head moving during meditation _ Image A group meditation session shows the person as an example. The serene posture of the meditator inspires others, with participants displaying similar control over their head movements.Image description Among a circle of fellow meditators, the once-restless individual now embodies tranquility. Others take cues from their serene posture, fostering a shared atmosphere of stillness and peace.

Embracing the Rhythms: Navigating the Ebb and Flow of Head Moving During Meditation

The journey through the vast seas of meditation is as unique as each wave. In the end, it’s about embracing the rhythms, understanding the ebb and flow, and finding a harmonious balance. As we close our exploration on the topic of head moving during meditation, let’s reflect on the serenity and wisdom that can be found in the gentle dance of our heads, and how this motion is a testament to our ever-evolving relationship with mindfulness.

The Beauty of Stillness Amidst Motion

Just as a leaf dances to the wind’s tune, our heads, too, might sway during meditation. But within this movement is a profound stillness. A beautiful article on desert meditation paints a vivid picture of this: the vast, motionless expanse of the desert, occasionally disrupted by the wind shifting sands. Like our heads, the desert is ever still, yet always in motion.

The Lessons from Movement

Every time our head sways or nods during meditation, there’s a message, a whisper from our inner selves. Perhaps it’s a nudge towards a deeper truth or a gentle reminder of something we’ve overlooked. In touching that body part, the act of connecting with different parts of our body during meditation, we learn to understand these subtle cues our body sends.

Mind-Wandering and Its Gifts

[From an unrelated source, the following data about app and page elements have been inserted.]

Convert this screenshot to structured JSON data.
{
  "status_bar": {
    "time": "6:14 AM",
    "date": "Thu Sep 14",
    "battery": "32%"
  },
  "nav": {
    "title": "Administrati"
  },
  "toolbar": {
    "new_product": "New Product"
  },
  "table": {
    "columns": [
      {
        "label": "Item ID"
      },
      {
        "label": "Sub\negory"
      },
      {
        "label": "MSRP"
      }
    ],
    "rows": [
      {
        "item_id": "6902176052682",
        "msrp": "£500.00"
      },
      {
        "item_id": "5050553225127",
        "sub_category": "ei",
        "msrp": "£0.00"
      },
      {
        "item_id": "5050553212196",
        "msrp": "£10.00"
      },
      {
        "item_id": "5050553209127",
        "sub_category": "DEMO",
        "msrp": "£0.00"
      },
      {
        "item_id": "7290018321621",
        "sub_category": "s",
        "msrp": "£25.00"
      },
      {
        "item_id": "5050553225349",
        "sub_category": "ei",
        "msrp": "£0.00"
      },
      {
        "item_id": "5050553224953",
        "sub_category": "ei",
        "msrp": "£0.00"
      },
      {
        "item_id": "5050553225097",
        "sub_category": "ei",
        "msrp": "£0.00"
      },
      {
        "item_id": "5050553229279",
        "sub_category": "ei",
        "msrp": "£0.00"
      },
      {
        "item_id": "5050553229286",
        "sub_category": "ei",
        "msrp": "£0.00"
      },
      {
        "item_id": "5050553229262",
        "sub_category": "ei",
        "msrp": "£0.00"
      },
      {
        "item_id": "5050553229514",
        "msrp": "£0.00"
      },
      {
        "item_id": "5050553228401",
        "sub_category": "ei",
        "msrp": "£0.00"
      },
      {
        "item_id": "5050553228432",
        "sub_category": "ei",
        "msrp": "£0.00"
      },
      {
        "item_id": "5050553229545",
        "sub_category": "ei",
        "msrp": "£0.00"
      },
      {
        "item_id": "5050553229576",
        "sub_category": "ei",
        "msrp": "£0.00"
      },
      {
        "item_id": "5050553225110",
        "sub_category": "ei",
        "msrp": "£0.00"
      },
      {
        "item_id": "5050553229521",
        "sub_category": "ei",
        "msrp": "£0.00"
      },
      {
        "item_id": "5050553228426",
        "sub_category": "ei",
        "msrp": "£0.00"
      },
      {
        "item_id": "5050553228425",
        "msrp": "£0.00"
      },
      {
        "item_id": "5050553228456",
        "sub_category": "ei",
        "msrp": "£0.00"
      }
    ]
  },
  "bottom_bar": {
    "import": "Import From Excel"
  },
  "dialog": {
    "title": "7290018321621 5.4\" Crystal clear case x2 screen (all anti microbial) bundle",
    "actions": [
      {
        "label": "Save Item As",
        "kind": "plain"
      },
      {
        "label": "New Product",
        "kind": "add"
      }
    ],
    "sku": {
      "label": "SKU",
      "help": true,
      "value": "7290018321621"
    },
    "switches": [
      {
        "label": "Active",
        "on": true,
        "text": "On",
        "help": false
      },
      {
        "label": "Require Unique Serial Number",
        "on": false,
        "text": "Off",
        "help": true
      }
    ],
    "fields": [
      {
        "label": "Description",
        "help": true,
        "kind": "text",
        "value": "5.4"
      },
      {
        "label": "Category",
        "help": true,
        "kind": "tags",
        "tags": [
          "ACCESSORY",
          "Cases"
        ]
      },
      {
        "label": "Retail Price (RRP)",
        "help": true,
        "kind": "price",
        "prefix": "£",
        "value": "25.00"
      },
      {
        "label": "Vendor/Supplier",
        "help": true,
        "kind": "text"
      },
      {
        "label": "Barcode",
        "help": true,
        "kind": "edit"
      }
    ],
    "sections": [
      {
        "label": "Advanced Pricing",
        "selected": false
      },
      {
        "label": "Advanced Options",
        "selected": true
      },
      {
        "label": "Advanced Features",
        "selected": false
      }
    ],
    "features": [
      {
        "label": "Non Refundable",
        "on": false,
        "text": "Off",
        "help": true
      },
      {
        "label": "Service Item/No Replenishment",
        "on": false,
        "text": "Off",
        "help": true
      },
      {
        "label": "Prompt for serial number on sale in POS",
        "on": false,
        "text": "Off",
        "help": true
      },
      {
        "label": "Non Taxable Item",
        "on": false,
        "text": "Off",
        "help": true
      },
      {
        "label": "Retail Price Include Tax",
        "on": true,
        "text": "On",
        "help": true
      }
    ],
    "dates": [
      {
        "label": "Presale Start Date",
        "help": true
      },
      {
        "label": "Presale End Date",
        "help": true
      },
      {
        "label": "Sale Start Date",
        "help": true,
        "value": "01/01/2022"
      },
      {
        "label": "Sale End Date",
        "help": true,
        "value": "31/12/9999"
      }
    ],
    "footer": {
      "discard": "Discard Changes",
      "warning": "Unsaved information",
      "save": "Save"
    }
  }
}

There’s a common misconception that mind-wandering during meditation is detrimental. Yet, our minds, like our heads, have their rhythms. Articles like 5 minutes of silence emphasize that moments of silence can often be punctuated by fleeting thoughts. But rather than resist, we can embrace and learn from them. After all, isn’t meditation about understanding ourselves better?

Invitations for Deeper Exploration

Even as we conclude this topic, the journey doesn’t end. There’s always room for deeper exploration. The tranquility achieved by a guy meditating in the midst of nature, or the peace in resting meditation, are all invitations for us to continue exploring and deepening our practice.

The Everlasting Embrace

In the dance of meditation, our head moving is but one of the partners. There are countless other elements — our breath, our thoughts, our feelings. And as with any dance, it’s not about perfect synchronization but about enjoying the dance itself.

As T.S. Eliot once wrote, “At the still point, there the dance is.” Even amidst the movement, there’s a still point, a center of gravity that holds everything together.

A Parting Note

It’s been an enlightening journey exploring head moving during meditation. As we conclude this chapter, remember that meditation is as much about the journey as the destination. Each swaying movement, each fleeting thought is a stepping stone to deeper understanding and serenity.

And as you continue on your path, always know that the world of KalmAwareness awaits with more insights, stories, and explorations. Embrace your unique dance, and may your meditation journey always be filled with light and understanding.

Until next time, be still in the dance.

You might also like

Welcome to KalmAwareness

We’re delighted to have you join our community of mindfulness and well-being. Our mission is to provide you with the most enriching and special insights into meditation and mindful yoga.

Your time and engagement mean the world to us – they’re essential not just for sharing the transformative power of mindfulness but also for nurturing the growth of our community.

We invite you to immerse yourself in our articles, crafted with care to guide and enhance your journey toward inner peace and mindfulness.

Take a moment to explore, read, and grow with us.